WHAT IS REQUIRED: After counting the lines below that hold the word "JSON", reply with the count and nothing else.

Records drawn from a dataset:

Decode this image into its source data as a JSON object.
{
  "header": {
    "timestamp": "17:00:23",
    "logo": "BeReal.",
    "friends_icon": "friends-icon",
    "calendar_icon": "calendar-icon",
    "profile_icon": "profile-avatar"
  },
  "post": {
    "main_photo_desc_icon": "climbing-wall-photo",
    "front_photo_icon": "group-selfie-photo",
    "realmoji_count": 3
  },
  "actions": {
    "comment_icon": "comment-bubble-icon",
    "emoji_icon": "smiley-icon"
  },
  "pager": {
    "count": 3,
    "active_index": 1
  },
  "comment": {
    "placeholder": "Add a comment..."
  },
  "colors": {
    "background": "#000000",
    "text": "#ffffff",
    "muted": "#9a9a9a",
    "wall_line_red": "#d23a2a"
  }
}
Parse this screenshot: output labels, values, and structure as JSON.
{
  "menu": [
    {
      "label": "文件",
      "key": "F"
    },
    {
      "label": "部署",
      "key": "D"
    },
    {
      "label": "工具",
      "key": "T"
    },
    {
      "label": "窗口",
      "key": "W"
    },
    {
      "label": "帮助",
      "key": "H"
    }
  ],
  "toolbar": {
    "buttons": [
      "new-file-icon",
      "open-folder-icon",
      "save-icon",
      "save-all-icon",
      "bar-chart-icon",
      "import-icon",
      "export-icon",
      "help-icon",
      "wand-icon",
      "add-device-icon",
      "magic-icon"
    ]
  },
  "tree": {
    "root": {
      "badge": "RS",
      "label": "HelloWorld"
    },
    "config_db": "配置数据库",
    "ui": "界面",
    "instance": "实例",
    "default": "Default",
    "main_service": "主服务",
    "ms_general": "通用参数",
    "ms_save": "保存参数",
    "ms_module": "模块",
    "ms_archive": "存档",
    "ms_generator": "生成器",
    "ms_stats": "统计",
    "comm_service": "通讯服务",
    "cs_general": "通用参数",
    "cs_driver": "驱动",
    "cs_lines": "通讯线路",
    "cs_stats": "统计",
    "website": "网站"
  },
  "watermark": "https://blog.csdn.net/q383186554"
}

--

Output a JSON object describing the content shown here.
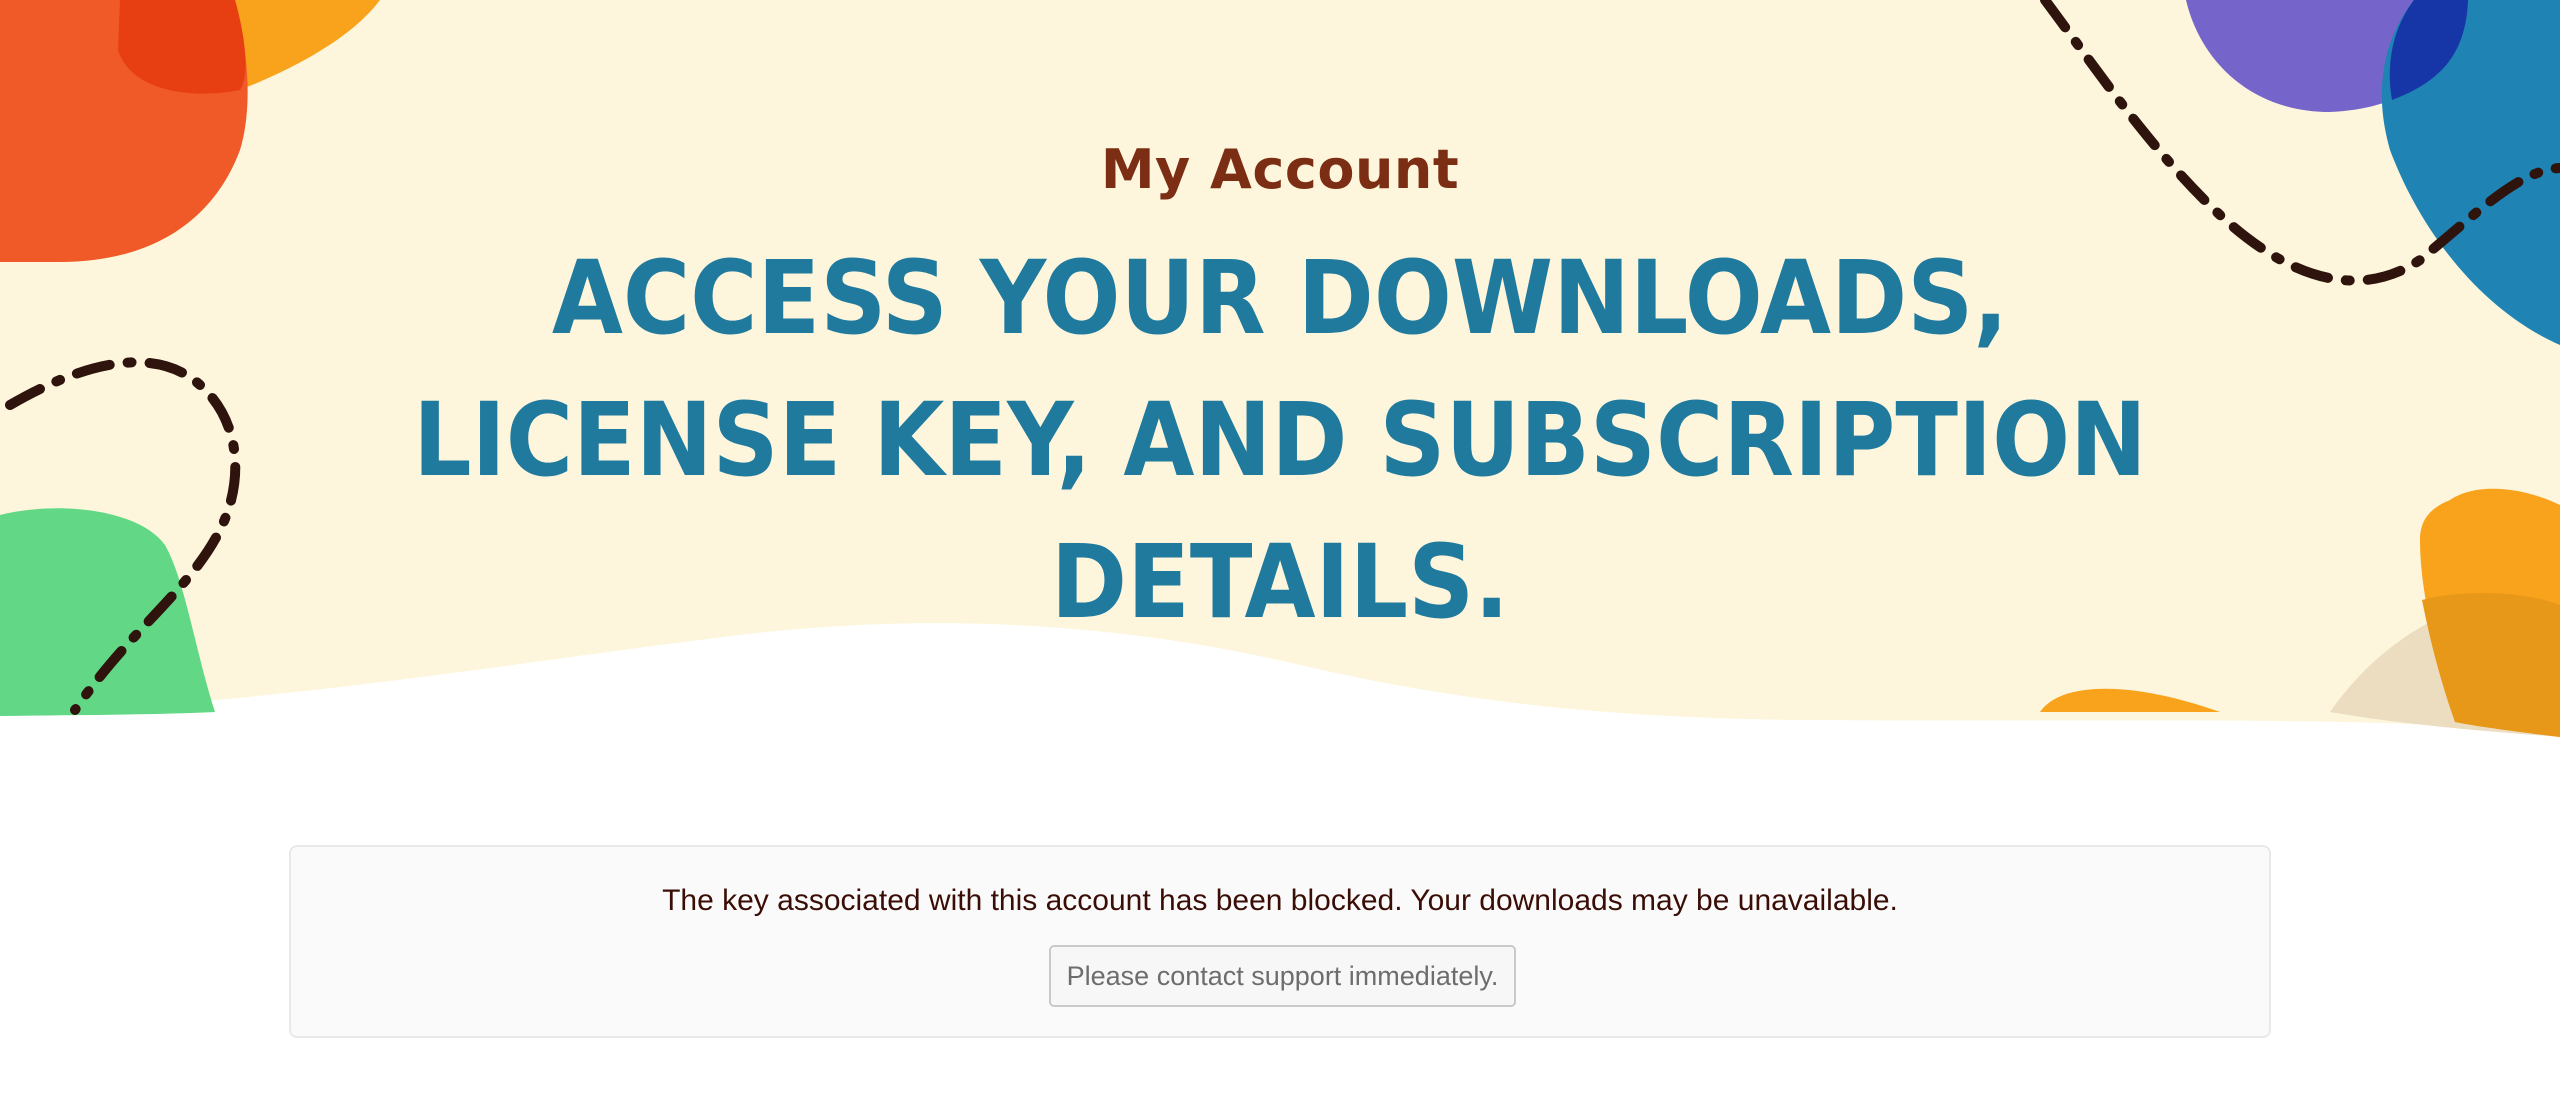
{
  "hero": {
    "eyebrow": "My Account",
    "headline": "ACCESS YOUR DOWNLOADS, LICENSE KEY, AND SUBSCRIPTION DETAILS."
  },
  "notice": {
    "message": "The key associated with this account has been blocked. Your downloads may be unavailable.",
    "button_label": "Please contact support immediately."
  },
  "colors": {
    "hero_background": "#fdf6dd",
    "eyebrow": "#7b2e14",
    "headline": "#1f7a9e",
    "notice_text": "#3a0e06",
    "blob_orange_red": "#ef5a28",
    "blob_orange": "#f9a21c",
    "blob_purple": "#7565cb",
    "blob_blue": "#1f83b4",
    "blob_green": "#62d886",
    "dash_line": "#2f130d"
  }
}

ANSWER SECTION: 3